Hands-on: Run Windows Vista Home on a Mac

I was hoping to find an answer. And then last night it came in the form of a dream.

Vista and Boot Camp

For a reference on what Vista can offer on a Mac without installing virtualization software, I installed the latest available beta from Boot Camp on my 2.66GHz Mac Pro with 2GB of RAM and an ATI Radeon X1900 graphics card with 512MB of RAM. Next, I created the CD with the Mac drivers and proceeded to install Windows Vista Home Premium and Office 2007 on Boot Camp. Everything went smoothly until I tried to install the CD with the Mac drivers. Far from being installed, I found the following message:

Error -1603 Fatal Error During Installation Consult Windows Installer Help (Msi.chm) or MSDXJ for More Information.

Although in my dream I came to the conclusion that there would be ways to manually install these drivers, I told myself that I could leave it for later.

With Boot Camp on my Mac Pro, Vista and Office 2007 they performed perfectly. The three vowels and a consonant corresponding to the transparency effect, in the Aqua style (also known as Aero) was in evidence. Right-clicking my Microsoft mouse worked as expected, Vista recognized my AirPort network, and my HP LaseJet 1300n printer appeared when I tried to print a Word document. QuickTime version 7 installed successfully on Windows and played the movies I accessed from Apple’s own QuickTime site. Windows Media Player was able to rip a CD and play the resulting files reasonably well (although there were occasional slowdowns when the Mac’s processor was at peak performance). Ultimately, I felt like I was using a real PC, alive and kicking (and fast).

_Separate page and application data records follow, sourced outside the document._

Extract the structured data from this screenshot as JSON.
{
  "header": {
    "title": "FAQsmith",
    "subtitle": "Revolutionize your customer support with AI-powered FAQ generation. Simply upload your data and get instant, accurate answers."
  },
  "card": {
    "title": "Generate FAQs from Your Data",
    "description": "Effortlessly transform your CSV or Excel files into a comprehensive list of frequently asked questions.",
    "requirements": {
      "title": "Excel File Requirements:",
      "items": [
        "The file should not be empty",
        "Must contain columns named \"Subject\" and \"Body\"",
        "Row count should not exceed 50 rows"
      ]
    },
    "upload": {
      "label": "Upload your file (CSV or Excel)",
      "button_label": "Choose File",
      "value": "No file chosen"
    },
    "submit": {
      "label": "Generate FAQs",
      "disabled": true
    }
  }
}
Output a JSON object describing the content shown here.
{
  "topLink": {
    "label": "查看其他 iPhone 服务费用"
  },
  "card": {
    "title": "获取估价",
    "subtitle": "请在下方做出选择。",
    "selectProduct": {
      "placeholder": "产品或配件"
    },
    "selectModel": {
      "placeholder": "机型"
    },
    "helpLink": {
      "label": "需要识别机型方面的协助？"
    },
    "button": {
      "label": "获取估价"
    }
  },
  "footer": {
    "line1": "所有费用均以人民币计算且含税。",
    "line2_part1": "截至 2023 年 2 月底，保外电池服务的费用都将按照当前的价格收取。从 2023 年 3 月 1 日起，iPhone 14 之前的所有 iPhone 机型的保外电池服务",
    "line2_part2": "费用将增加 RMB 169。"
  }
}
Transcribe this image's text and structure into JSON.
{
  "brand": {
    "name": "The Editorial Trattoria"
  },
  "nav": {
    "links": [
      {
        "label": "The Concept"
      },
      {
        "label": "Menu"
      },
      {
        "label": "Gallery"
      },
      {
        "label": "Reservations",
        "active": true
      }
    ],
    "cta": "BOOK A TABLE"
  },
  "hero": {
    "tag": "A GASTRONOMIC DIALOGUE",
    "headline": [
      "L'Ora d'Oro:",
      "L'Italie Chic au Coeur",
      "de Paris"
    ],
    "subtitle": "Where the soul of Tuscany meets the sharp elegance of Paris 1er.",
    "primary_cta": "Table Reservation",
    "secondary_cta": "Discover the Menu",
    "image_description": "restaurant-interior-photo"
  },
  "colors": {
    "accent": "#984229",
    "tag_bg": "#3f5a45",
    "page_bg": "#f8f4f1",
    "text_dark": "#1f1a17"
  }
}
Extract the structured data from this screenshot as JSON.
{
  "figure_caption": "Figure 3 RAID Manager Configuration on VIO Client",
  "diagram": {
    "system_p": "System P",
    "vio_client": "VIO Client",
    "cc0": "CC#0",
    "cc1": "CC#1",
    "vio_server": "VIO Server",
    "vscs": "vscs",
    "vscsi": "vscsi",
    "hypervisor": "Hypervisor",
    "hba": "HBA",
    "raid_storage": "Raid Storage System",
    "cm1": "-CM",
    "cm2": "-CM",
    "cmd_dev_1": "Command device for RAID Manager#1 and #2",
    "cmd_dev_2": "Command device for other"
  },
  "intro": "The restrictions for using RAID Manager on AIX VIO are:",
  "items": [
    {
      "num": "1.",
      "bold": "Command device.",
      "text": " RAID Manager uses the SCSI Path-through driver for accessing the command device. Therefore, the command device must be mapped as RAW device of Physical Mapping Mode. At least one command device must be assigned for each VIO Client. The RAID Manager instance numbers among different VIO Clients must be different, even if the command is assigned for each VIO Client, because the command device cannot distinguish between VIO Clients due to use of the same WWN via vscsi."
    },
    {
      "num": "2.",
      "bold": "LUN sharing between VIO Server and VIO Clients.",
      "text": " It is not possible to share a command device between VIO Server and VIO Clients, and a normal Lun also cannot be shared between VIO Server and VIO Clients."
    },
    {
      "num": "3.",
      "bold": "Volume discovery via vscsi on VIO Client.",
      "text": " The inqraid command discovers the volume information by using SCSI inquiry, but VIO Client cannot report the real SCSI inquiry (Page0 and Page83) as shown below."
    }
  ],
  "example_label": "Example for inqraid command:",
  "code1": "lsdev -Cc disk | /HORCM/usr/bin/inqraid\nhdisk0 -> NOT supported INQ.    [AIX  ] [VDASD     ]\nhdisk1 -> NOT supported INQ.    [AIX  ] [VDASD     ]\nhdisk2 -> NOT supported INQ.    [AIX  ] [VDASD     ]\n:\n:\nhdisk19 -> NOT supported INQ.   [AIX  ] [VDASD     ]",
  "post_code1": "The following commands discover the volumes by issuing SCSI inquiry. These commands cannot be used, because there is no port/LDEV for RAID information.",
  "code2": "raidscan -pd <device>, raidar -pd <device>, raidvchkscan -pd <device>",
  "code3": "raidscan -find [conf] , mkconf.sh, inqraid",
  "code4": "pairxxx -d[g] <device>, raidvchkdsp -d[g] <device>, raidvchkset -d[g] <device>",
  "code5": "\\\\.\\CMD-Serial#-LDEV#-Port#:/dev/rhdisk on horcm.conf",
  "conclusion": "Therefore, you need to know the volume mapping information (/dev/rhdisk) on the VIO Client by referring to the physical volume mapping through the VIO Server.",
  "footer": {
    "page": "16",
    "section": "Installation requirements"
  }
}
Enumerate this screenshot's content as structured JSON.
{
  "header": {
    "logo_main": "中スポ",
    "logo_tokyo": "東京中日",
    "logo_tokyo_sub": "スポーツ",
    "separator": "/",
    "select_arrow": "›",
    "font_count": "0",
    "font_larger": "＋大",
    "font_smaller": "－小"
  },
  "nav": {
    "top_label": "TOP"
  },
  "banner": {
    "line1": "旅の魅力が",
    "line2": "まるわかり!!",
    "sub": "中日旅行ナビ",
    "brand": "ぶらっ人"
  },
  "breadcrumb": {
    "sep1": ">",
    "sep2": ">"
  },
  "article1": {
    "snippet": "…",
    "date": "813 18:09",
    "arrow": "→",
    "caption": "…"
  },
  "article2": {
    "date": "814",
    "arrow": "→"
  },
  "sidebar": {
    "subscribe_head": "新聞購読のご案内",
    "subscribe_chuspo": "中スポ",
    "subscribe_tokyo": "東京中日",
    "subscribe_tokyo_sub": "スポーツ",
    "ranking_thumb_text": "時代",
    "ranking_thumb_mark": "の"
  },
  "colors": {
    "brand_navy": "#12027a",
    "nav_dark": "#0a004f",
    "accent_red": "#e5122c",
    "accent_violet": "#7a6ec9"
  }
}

Living in a parallel world

One of the reasons I initially installed Vista on top of Boot Camp in my dream was to take advantage of the Parallels beta capability, allowing me to use a Boot Camp installation instead of requiring your own Windows installation. However, the installation process did not work correctly in the case of Vista (although it did if the Boot Camp partition had been Windows XP).

There was only the alternative of installing Vista Home Premium directly in Parallels, just what the EULA of Vista prohibits. Although my dream did not turn into a sudden nightmare, the truth is that I went through some difficult times.

To get straight to the point, Vista Home Premium installed perfectly. Once it was up and running, I verified that the Aero effect had disappeared. Parallels cannot emulate the type of graphics card required for it to work. I then instructed Vista to install the latest available updates, something that has been a problem for others who have previously tried.

No problem. Vista downloaded the updates, installed them, rebooted, and everything continued to work. The Office installation also worked as expected. I first installed Office XP Standard so that the update could verify that I had a legitimate copy of Office. Next I installed the Office Standard 2007 update. I ran the Office applications and they worked. The performance was not similar to that obtained with Vista and Office in Boot Camp, but not worse than that obtained when running the Mac version of Office, say, in one of the latest iBooks.

When things started to get complicated it was with the reproduction of multimedia files. I ripped the same audio CD with Windows Media Player as 192 kbps MP3 files and the playback was poor, the tracks played slowly and with permanent interruptions. I tried some audio tracks included with Vista and they also showed the same problem. Turning off Vista and increasing the amount of memory allocated in Parallels (1.5 GB) didn’t help much either.

Totally awake

This morning I woke up to a bittersweet mix of joy and disappointment. I like having Windows on my Mac. It’s useful for running the latest versions of Office, and the ability to toggle between Mac and Windows is also helpful for audio and other media manipulation work. I’m happy because, at least according to my dream, Windows Home Premium runs acceptably fast under Parallels just like the latest version of Office does, regardless of what the EULA might indicate. But I’m upset that it doesn’t work as well as XP.

Fortunately, the EULA does not prevent me from running Vista over Boot Camp. When it comes to Vista and Microsoft, a Mac with Boot Camp is like any other PC. But Boot Camp is not suitable for fast moving files between operating systems. My hope is that Microsoft backs down to its EULA. At the same time, I also hope that Parallels will continue to explore to make Vista perform as well as possible in virtualization.